4–The mysteries remaining–one big one held over to this point will help grip interest–are cleared up in course of final conflict as hero takes

the situation in hand.

5–Final twist, a big surprise, (This can be the villain turning out to be the unexpected person, having the “Treasure” be a dud, etc.)

6–The snapper, the punch line to end it.

HAS: The SUSPENSE held out to the last line?

The MENACE held out to the last?

Everything been explained?

It all happen logically?

Is the Punch Line enough to leave the reader with that WARM FEELING?


Did God kill the villain? Or the hero?


Two Horror Writers Explain How Co-Authoring Made Their Novel Scarier
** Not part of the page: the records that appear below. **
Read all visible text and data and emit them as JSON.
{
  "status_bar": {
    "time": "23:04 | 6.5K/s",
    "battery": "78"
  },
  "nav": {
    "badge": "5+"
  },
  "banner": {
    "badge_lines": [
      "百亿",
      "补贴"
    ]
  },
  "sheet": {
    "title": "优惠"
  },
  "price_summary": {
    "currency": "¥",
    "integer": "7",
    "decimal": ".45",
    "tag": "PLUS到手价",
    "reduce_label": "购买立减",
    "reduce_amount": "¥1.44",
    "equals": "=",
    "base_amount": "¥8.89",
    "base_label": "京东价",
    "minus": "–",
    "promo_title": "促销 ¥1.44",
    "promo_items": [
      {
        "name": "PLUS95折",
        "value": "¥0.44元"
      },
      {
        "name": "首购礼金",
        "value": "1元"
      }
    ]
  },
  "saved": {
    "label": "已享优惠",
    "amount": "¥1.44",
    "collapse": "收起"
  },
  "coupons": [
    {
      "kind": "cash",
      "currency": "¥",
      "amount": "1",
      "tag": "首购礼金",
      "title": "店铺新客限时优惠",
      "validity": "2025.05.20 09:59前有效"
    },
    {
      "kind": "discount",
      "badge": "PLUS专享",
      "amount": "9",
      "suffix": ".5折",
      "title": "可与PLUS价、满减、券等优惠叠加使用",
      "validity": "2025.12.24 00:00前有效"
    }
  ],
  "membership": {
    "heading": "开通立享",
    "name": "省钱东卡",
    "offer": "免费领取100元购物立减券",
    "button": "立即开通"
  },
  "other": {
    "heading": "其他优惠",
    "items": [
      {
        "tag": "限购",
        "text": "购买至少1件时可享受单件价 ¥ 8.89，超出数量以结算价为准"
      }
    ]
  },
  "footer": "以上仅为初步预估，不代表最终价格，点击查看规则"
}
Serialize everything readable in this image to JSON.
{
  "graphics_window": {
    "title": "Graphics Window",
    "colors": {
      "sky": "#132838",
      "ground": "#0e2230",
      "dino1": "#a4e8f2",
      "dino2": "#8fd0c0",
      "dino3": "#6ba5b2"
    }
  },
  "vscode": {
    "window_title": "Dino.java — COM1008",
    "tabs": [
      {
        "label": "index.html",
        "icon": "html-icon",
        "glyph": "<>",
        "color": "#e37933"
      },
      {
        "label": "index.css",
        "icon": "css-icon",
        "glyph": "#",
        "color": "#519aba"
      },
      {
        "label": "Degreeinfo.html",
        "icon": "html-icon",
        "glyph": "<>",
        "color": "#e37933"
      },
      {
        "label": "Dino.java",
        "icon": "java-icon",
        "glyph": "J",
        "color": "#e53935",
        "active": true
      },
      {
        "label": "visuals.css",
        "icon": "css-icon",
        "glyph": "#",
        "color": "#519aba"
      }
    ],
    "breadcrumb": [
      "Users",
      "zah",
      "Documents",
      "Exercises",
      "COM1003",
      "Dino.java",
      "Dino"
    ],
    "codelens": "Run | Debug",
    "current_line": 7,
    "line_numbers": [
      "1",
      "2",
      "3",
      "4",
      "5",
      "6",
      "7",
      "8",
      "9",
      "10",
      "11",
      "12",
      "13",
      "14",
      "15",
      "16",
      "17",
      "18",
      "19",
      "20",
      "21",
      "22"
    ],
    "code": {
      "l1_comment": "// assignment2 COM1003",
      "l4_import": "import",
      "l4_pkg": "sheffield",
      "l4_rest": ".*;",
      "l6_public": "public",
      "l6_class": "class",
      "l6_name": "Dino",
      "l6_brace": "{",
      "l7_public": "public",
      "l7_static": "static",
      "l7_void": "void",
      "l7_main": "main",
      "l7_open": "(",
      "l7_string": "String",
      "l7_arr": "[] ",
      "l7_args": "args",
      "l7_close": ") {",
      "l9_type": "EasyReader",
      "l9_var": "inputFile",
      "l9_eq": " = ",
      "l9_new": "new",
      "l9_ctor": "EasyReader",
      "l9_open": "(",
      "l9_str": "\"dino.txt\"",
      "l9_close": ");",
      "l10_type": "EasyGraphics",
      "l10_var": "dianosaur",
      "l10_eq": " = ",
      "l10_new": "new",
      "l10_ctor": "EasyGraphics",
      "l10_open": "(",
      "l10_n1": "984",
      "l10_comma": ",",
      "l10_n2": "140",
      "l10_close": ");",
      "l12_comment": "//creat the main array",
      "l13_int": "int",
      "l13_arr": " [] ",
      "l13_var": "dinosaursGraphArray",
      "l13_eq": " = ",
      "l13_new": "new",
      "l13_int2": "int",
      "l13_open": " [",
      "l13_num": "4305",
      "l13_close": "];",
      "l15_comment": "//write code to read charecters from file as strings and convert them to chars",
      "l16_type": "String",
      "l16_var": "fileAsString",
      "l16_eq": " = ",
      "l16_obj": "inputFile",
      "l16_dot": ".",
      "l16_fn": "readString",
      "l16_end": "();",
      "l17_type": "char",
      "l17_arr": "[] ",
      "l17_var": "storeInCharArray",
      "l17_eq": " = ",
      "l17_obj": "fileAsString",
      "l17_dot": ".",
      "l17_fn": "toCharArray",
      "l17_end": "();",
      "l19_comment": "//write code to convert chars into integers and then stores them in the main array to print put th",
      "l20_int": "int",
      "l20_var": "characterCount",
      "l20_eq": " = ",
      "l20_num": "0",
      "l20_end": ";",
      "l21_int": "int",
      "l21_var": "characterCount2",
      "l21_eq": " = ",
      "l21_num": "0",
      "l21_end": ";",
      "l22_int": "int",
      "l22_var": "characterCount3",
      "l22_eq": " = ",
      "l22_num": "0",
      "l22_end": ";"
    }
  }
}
Now this sounds like the right way to collaborate:

When the notions began to take on a life of their own, outgrowing cyberspace and the distance between Knoxville, TN, (Dale) and LaGrange, GA, (Jack), we met for a long, alcohol-fueled weekend to hammer out a definitive course of action. We talked character and motivation and plot twists. We drank a lot of beer, ate too much grilled meat, and deconstructed hardboiled tropes deep into the night.


Two Horror Writers Explain How Co-Authoring Made Their Novel Scarier.

The 6 Danger Stages You Need To Overcome | Write to Done

You’ve probably had the experience of starting a novel or blog with great intentions……only to find that, a few months later, you’ve barely made any progress.Maybe you started strong but lost momentum.Maybe you jumped ahead when you should’ve paused.Or maybe you got discouraged and gave up.And you wonder: how to write a book or blog.I’ve coached many writers in workshop groups over the past few years, and I’ve noticed that there are six key stages when projects often stall or go wrong.Here’s what to watch out for.

Read about the dangers at How to Write a Book or Blog The 6 Danger Stages You Need To Overcome | Write to Done.

Sexuality is one of our most basic drives, but its also fundamental to our identities as people. Which means sex is the subject of a million cliches, and tons of terrible writing. Not to mention, stupid prejudice. The good news? Science fiction and fantasy writers have a special opportunity to look at sex afresh. Heres how.

via How To Write About Sex Without Being Boring.